Digestive Aid
Grass acts as a natural laxative, helping cats pass hairballs or other indigestible items through their digestive tract more easily.

Elimination of Parasites
It's also theorized that grass eating may help cats eliminate intestinal parasites, although this benefit is more anecdotal than scientifically proven.

Additional Insights on Cat Vision

Cat vision is not just about seeing in the dark or spotting the slightest movements. It's intricately linked to their survival instincts and behaviors. Cats use their vision to assess distances accurately, an essential skill for calculating leaps or judging the proximity of prey or threats. Moreover, the positioning of their eyes gives them a broad field of view, allowing them to detect motion from a wide angle, which is crucial for spotting potential dangers or prey.

Different breeds may have variations in vision capabilities. For instance, breeds with larger eyes, like the Siamese, are often believed to have better night vision, although all cats are generally adept in low-light conditions.

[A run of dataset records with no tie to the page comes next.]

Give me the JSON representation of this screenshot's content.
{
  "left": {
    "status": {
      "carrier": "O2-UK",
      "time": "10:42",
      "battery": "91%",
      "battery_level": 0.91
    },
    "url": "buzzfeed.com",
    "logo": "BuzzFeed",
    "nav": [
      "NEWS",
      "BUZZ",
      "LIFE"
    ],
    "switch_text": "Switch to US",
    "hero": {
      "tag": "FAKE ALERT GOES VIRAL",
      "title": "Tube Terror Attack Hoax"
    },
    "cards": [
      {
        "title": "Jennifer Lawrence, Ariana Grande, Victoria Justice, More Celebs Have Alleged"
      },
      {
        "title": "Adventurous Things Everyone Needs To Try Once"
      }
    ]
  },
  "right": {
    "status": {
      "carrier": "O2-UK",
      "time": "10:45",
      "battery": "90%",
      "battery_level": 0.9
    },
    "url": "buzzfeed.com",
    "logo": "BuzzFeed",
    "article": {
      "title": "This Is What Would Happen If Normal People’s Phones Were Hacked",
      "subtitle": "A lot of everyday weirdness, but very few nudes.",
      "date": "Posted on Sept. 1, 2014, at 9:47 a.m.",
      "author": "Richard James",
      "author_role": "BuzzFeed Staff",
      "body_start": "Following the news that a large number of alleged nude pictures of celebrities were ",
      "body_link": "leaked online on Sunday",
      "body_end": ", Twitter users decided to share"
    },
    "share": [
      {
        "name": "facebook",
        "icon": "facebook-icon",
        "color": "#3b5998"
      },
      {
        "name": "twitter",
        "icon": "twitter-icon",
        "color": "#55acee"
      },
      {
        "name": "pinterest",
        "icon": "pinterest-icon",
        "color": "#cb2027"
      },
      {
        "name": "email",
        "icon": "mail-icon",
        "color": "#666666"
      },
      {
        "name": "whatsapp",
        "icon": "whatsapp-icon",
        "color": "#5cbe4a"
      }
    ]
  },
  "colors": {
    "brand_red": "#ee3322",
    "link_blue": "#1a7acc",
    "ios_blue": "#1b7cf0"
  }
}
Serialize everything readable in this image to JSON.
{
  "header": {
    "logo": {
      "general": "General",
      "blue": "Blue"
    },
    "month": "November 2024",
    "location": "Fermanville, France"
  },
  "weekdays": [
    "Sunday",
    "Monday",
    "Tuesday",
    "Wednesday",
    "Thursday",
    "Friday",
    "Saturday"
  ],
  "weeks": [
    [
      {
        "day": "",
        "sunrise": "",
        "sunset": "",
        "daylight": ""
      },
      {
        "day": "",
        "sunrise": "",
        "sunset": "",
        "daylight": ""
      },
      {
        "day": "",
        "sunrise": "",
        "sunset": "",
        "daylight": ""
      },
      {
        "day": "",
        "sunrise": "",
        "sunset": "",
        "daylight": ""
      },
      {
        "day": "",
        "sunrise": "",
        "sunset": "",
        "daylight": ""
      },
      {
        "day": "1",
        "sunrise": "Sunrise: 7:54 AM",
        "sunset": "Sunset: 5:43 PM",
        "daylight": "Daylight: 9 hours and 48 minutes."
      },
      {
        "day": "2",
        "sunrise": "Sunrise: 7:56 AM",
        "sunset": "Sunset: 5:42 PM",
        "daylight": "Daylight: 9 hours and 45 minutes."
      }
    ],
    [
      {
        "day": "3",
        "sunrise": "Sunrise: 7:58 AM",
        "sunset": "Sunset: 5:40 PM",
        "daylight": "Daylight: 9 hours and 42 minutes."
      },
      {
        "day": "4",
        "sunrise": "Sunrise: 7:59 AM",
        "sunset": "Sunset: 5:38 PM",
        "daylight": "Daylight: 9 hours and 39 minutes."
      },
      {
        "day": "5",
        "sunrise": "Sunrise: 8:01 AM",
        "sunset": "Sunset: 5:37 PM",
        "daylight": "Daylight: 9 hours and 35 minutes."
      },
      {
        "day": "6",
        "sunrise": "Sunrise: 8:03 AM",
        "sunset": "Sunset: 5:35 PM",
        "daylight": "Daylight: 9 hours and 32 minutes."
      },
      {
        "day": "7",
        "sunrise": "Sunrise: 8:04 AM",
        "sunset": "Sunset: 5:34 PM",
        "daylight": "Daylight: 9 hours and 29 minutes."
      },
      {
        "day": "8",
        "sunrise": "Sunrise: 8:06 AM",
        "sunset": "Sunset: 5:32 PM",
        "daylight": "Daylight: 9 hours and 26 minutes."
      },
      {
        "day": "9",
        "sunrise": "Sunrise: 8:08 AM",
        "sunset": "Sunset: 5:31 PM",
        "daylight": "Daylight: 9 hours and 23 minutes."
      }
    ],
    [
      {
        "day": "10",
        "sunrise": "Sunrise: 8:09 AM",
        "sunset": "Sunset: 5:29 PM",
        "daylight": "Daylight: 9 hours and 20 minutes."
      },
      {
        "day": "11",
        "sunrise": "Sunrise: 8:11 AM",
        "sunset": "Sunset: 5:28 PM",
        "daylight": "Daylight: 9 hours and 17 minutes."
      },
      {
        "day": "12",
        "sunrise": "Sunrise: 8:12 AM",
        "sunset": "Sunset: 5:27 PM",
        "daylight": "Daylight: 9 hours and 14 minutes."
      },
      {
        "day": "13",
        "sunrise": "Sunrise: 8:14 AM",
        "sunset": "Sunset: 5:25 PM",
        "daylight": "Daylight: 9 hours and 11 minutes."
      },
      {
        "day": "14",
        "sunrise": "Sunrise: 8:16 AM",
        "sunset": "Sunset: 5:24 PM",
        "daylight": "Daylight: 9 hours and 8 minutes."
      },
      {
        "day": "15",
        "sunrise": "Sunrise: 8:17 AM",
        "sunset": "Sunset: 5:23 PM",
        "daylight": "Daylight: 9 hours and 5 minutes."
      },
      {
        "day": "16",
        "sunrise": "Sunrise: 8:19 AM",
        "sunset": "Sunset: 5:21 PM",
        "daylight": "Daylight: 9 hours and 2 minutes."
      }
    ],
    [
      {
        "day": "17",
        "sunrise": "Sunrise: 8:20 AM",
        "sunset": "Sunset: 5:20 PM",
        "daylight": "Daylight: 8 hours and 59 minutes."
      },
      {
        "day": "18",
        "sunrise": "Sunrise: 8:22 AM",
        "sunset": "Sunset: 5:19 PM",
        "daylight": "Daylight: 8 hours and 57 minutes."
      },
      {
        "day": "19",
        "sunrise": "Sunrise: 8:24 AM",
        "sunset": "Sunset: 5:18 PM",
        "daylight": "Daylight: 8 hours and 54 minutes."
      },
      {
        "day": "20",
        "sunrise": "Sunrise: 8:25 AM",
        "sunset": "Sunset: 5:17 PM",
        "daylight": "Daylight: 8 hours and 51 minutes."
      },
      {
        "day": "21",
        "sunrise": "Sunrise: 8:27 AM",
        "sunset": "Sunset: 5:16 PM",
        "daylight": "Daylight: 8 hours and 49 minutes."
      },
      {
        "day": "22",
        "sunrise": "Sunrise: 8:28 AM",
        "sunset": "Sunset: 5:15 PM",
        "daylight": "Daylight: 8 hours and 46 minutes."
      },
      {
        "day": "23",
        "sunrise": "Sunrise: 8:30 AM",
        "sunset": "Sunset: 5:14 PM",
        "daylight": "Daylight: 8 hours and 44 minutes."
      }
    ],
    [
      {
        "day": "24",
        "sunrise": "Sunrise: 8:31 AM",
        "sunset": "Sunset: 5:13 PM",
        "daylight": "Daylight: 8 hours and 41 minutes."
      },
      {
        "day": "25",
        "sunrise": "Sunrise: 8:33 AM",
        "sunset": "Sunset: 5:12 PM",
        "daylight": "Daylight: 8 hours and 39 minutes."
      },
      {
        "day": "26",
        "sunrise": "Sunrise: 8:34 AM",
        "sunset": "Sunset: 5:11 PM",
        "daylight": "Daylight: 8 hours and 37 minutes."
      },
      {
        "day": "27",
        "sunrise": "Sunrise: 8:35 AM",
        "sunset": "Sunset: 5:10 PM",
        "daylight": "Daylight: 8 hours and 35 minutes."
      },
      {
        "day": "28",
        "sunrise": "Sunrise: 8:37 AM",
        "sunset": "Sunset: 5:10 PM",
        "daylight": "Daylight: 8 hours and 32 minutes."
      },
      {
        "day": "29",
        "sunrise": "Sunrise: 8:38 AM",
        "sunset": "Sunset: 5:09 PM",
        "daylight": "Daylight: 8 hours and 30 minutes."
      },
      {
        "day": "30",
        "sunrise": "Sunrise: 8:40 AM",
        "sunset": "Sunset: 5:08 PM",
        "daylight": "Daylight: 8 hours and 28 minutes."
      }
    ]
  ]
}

Understanding cat vision opens up a new perspective on how our feline companions interact with the world. It's a blend of sharp instincts, evolutionary adaptations, and biological capabilities that allow them to thrive. By nurturing their vision through proper care and understanding, we can enhance our cats' quality of life and deepen the bond we share with them. Embrace these insights and watch your world—and theirs—become a more engaging and colorful place.


How to Safely Introduce Grass to Your Cat

Suitable Types of Grass
Certain types of grass are more beneficial and safer for cats, including wheatgrass, which is often sold as "cat grass."

Growing Your Own Cat
Grass For the safety and health of your cat, consider growing your own cat grass at home. It's a simple and effective way to ensure they're getting a safe product.

Alternative Behaviors and Solutions

Dietary Supplements
If your cat shows an excessive interest in eating grass, it might indicate a dietary deficiency. Consult with a veterinarian about supplementing your cat's diet.

 Behavioral Enrichment
Providing toys, climbing structures, and engaging activities can reduce your cat's inclination to eat grass by offering alternative forms of stimulation.

Why Do Cats Eat Grass?

Exploring the curiosity behind this behavior reveals a complex blend of nutritional, psychological, and instinctual factors. Understanding these can help cat owners provide better care and enrichment for their feline friends.

Owner Experiences and Advice

Personal Anecdotes
Many cat owners have observed their pets eating grass and have noted the benefits or concerns that came with it. Sharing these experiences can offer valuable insights for other pet owners.

Expert Recommendations Veterinarians and animal behaviorists can provide professional advice on managing grass-eating behavior, ensuring it remains a safe and positive experience for your cat.


Cats should not eat chocolate ice cream; not only is chocolate toxic to cats, but ice cream often contains toxic ingredient propylene glycol. Ingesting propylene glycol can lead to anemia in cats.

Say it at the end

Understanding why cats eat grass sheds light on their complex behaviors and the natural instincts that drive them. By providing safe, suitable grass and paying attention to the underlying reasons for this behavior, cat owners can ensure their feline companions lead happy, healthy lives.